Likelihood to Recommend
I find Qubole is well suited for getting started analyzing data in the cloud without being locked in to a specific cloud vendor's tooling other than the underlying filesystem. Since the data itself is not isolated to any Qubole cluster, it can be easily be collected back into a cloud-vendor's specific tools for further analysis, therefore I find it complementary to any offerings such as Amazon EMR or Google DataProc.
Feature Rating Comparison
Data model flexibility
Deployment model flexibility
- From a UI perspective, I find Qubole's closest comparison to Cloudera's HUE; it provides a one-stop shop for all data browsing and querying needs.
- Auto scaling groups and auto-terminating clusters provides cost savings for idle resources.
- Qubole fits itself well into the open-source data science market by providing a choice of tools that aren't tied to a specific cloud vendor.
- Providing an open selection of all cloud provider instance types with no explanation as to their ideal use cases causes too much confusion for new users setting up a new cluster. For example, not everyone knows that Amazon's R or X-series models are memory optimized, while the C and M-series are for general computation.
- I would like to see more ETL tools provided other than DistCP that allow one to move data between Hadoop Filesystems.
- From the cluster administration side, onboarding of new users for large companies seems troublesome, especially when trying to create individual cluster per team within the company. Having the ability to debug and share code/queries between users of other teams / clusters should also be possible.
Likelihood to Renew
Based on 1 answer
Personally, I have no issues using Amazon EMR with Hue and Zeppelin, for example, for data science and exploratory analysis.
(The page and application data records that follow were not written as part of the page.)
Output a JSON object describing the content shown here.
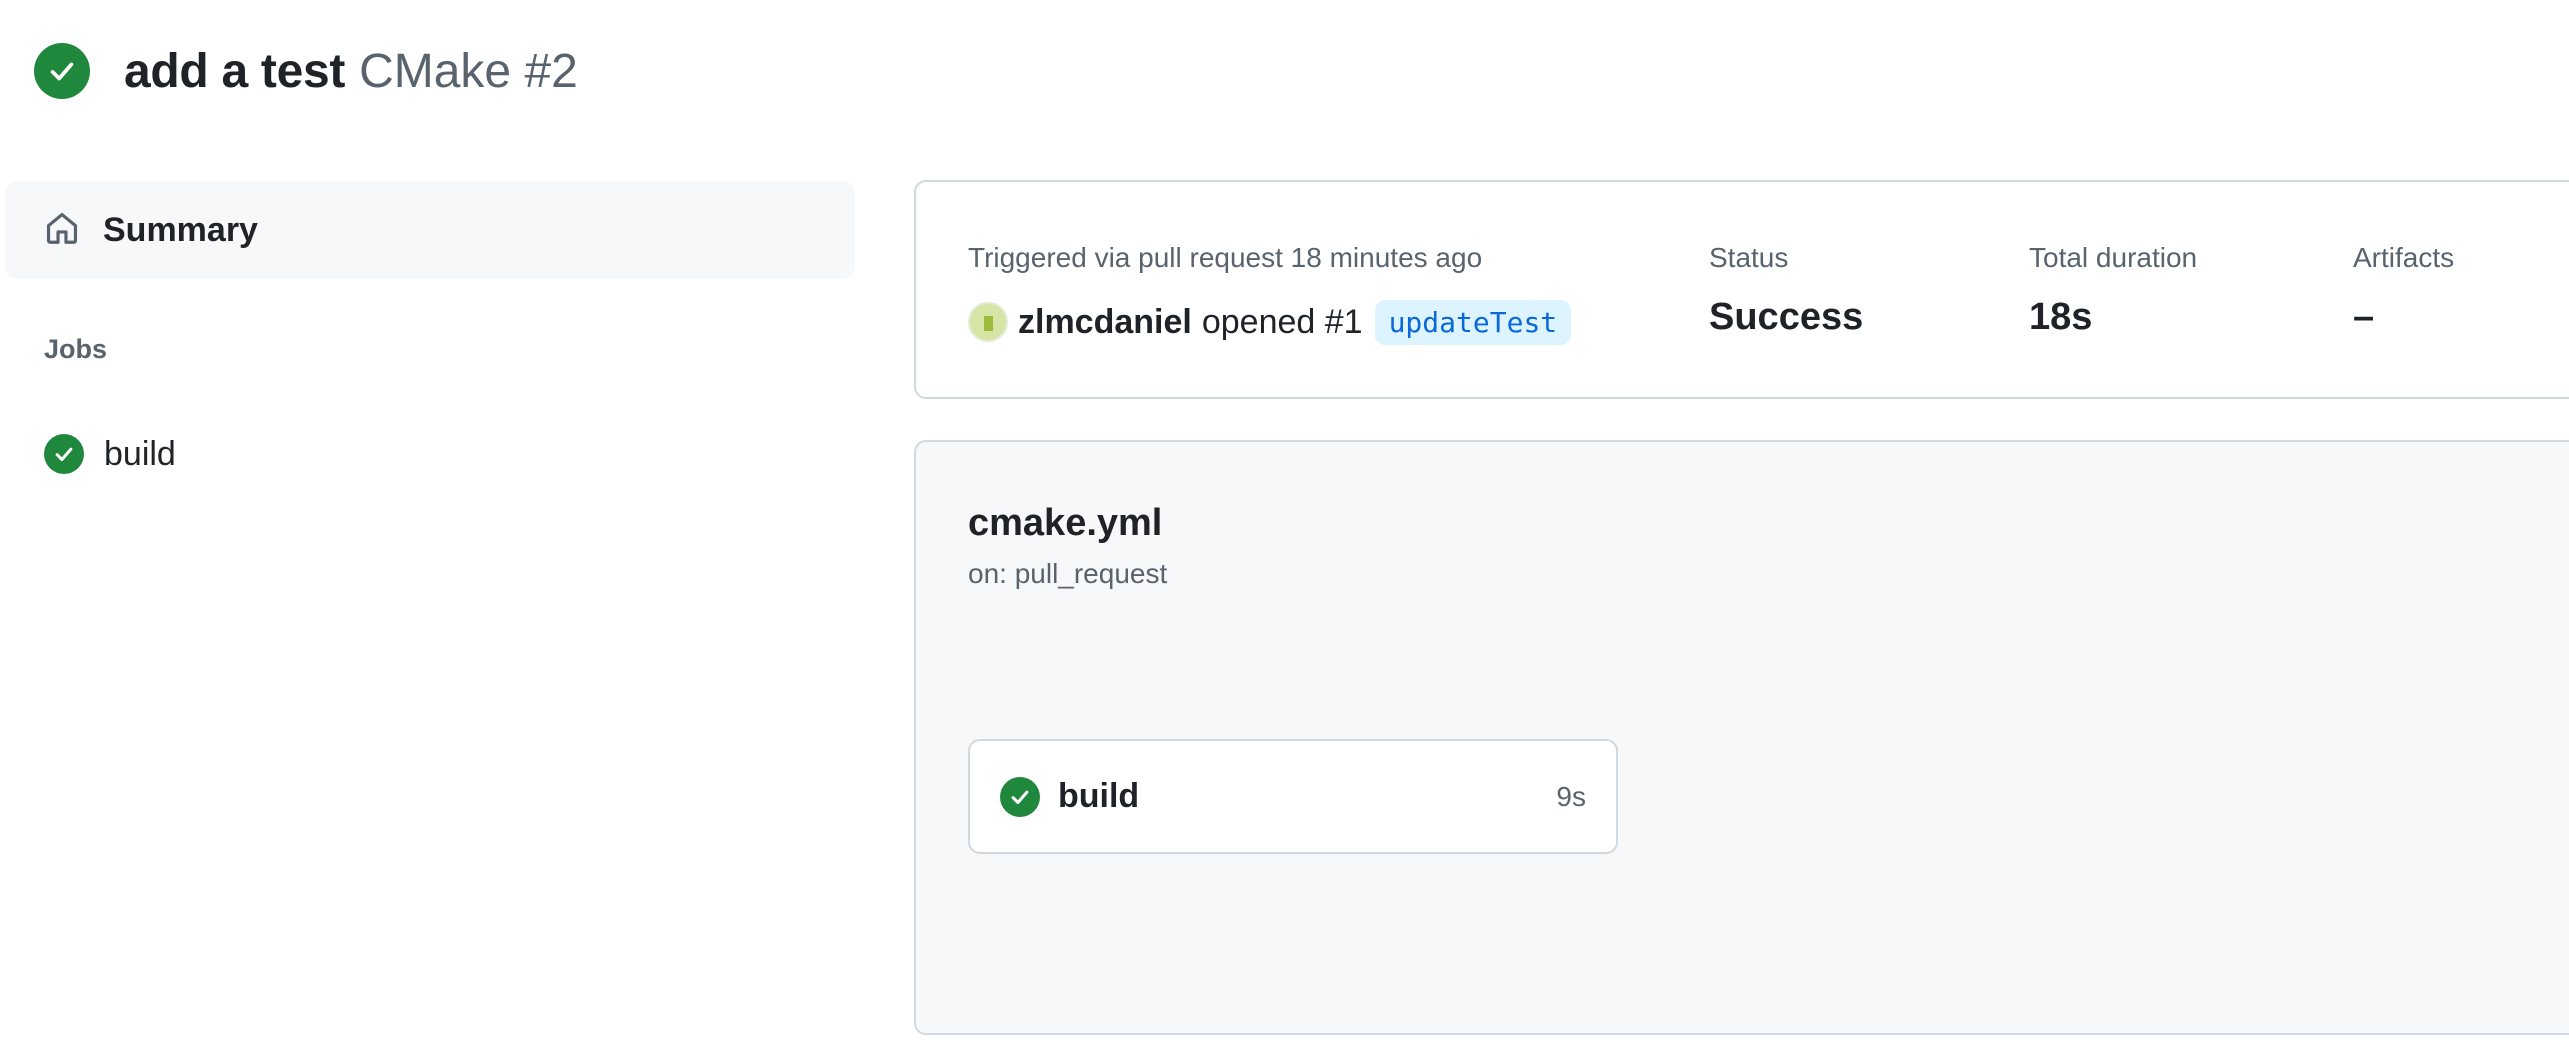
{
  "header": {
    "title": "add a test",
    "subtitle": "CMake #2",
    "status_icon": "check-circle-fill-icon"
  },
  "sidebar": {
    "summary": {
      "label": "Summary",
      "icon": "home-icon"
    },
    "jobs_heading": "Jobs",
    "jobs": [
      {
        "label": "build",
        "status": "success",
        "icon": "check-circle-fill-icon"
      }
    ]
  },
  "summary": {
    "trigger_label": "Triggered via pull request 18 minutes ago",
    "author": "zlmcdaniel",
    "action": "opened #1",
    "branch": "updateTest",
    "status_label": "Status",
    "status_value": "Success",
    "duration_label": "Total duration",
    "duration_value": "18s",
    "artifacts_label": "Artifacts",
    "artifacts_value": "–"
  },
  "workflow": {
    "name": "cmake.yml",
    "trigger": "on: pull_request",
    "jobs": [
      {
        "name": "build",
        "duration": "9s",
        "status": "success"
      }
    ]
  },
  "colors": {
    "success": "#1f883d",
    "muted_text": "#59636e",
    "text": "#1f2328",
    "branch_bg": "#ddf4ff",
    "branch_fg": "#0969da",
    "border": "#d1d9e0",
    "panel_bg": "#f6f8fa"
  }
}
The benefits to using Qubole are that it offers additional tooling that may not be available in other cloud providers without manual installation and also offers auto-terminating instances and scaling groups.
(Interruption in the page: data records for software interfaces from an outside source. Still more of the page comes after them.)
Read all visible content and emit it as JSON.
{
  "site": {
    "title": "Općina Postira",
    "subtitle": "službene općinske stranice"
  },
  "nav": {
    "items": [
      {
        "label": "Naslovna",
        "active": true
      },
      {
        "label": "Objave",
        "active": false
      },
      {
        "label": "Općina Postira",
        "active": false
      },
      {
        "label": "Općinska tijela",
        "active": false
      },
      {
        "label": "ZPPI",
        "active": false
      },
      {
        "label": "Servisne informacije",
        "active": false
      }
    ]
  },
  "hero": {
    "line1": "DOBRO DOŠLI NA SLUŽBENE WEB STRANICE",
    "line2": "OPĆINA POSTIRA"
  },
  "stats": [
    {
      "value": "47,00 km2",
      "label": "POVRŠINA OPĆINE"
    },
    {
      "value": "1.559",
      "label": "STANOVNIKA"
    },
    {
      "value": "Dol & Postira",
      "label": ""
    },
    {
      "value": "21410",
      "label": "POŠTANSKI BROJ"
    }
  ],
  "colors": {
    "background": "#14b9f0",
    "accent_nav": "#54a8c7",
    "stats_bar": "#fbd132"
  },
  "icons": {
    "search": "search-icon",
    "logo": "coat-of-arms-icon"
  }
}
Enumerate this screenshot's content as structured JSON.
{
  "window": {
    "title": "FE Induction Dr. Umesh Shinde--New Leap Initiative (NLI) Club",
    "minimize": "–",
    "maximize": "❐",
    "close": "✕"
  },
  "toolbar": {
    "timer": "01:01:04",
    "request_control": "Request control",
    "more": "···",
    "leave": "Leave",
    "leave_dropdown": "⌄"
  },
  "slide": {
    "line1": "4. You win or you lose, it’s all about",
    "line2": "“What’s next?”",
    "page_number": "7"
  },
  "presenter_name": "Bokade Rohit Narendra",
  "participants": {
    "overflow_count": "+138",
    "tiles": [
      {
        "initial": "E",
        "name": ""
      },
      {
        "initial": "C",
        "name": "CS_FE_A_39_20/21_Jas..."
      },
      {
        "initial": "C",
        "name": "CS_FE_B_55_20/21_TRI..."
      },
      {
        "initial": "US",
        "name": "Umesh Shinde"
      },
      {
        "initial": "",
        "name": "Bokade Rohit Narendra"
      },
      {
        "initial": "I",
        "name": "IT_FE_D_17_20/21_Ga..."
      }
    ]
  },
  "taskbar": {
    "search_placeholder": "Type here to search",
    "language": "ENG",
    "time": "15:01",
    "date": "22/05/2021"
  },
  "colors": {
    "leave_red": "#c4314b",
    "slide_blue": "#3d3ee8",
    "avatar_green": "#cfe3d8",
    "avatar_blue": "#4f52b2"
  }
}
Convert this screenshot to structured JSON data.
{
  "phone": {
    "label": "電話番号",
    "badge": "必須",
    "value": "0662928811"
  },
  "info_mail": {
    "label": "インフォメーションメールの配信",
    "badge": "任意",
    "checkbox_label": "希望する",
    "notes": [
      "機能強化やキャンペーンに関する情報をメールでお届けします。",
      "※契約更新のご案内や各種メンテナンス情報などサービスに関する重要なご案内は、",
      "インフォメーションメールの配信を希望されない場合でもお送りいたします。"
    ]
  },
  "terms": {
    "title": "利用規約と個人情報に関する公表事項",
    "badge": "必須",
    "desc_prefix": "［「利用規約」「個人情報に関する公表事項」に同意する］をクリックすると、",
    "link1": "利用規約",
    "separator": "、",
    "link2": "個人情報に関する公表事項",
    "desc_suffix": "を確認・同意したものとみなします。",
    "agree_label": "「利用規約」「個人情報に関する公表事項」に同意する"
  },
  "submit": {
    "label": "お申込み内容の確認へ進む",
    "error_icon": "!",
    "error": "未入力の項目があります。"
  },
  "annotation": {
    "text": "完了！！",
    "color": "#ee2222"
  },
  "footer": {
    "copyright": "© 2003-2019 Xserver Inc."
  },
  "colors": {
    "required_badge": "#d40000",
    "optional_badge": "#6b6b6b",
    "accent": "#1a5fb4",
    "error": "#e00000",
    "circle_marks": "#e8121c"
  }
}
Return on Investment
- We like to say that Qubole has allowed for "data democratization", meaning that each team is responsible for their own set of tooling and use cases rather than being limited by versions established by products such as Hortonworks HDP or Cloudera CDH
- One negative impact is that users have over-provisioned clusters without realizing it, and end up paying for it. When setting up a new cluster, there are too many choices to pick from, and data scientists may not understand the instance types or hardware specs for the datasets they need to operate on.
Premium Consulting/Integration Services—
Entry-level set up fee?